The semantic field of envy comes in a lot throughout the story and the emphatic language really brings us to feel her torture.  In a way though the torture is self-made.  For example when she thinks of all the things she hasn’t got and what she wants this is an example of hopes and reality, for example it says, ‘she dreamed of silent antechambers hung with oriental tapestries.’  She is constantly dreaming about what she hasn’t got and what she thinks she deserves.  This portrays her as a character with a lacking unfulfilled life.

The juxtaposition between the husbands character and the main character’s own is interesting because of the satisfaction which the husband has with his life in comparison to her dissatisfaction.  For example when the couple have stew together the husband says ‘Ah!  Stew!  Splendid!’  He uses very positive language and the exclamation marks emphasize his excitement.  `on the other hand the wife continues to dream about her ambitions and hopes of ‘elegant dinners’ and ‘exquisite dishes.’  

Maupassant uses alliteration and a rule of three to get across the point of the girl having nothing that she wants and again the theme of ‘thwarted ambition’ comes into play.  Maupassant says ‘She had no fine dresses, no jewelry, nothing.  And that was all she cared about.’  The rule of three really gives this a dramatic feel,  When he goes on to say the second part of this quote, it really emphasizes the fact that this woman is desperate and that her knowledge of her beauty eats her up inside because she is desperate for the life she could have had.  
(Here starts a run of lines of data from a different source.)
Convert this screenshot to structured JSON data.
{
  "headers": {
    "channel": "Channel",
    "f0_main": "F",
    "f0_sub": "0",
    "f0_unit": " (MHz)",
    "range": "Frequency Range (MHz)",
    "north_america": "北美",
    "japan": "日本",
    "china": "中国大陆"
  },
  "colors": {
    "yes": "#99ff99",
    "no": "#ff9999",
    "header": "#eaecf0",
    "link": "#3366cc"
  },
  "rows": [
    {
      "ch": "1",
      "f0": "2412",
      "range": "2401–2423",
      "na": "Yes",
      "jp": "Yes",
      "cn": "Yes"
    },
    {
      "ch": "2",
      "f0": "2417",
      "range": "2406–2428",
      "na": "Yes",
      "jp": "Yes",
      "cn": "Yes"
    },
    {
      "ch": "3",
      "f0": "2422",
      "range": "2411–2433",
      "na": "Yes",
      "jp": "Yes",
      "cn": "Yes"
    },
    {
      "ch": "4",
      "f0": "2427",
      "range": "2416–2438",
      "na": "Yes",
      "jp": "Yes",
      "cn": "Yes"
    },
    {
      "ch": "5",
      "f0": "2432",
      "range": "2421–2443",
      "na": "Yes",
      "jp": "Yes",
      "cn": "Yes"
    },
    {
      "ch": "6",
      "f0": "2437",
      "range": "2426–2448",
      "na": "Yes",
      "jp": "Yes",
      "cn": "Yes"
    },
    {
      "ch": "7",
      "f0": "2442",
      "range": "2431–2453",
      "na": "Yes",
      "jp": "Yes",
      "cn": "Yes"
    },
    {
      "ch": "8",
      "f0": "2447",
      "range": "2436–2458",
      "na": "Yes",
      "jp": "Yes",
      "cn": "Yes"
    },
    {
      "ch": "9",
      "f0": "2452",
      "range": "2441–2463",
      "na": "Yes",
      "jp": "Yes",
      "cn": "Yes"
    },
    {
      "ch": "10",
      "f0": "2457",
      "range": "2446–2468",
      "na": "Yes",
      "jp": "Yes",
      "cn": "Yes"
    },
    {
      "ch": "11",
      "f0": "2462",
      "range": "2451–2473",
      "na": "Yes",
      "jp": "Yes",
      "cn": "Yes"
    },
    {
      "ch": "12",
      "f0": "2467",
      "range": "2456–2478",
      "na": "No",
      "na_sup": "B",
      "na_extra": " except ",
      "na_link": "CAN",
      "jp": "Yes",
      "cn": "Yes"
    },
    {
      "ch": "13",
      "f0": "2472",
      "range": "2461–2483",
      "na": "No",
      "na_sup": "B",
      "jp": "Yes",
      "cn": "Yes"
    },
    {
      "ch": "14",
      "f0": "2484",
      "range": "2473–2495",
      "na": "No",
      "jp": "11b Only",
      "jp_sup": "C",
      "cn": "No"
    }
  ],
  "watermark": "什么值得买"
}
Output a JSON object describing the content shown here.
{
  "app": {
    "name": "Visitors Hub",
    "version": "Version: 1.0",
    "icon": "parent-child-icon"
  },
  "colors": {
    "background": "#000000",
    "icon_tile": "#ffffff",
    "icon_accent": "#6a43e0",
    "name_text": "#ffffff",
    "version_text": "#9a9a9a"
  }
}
The woman has an unhealthy friendship with a rich woman whom she envies and is always unhappy after seeing her.  It says ‘she would weep tears of sorrow, regret, despair and anguish.’  This is in respect to the jealousy she feels towards her friend and there is an obvious semantic field of despair.  Although the rule of three is usually used to emphasize a point or feeling the writer has used 4 words, which show that, this is something that really, truly pains the main character.

When her husband brings her an envelope with the invite to a party he is very satisfied with his efforts, the text states he looked ‘highly pleased with himself.’  This contrast with the girl’s reaction is highly effective.  Maupassant says ‘Instead of being delighted as her husband had hoped, she tossed the invitation peevishly onto the table.’ The juxtaposition between the words used when talking about the husband, ‘delighted’ and ‘hoped’, and when talking about the girl’s reaction, ‘tossed’ and ‘peevishly’, causes the contrast between the two characters to become even more prominent.

Throughout the next passage of the story the woman comes up with issues surrounding the party and the husband comes up with the solutions.  Again juxtaposition between the negativity of the woman and the positivity of the husband is very prominent.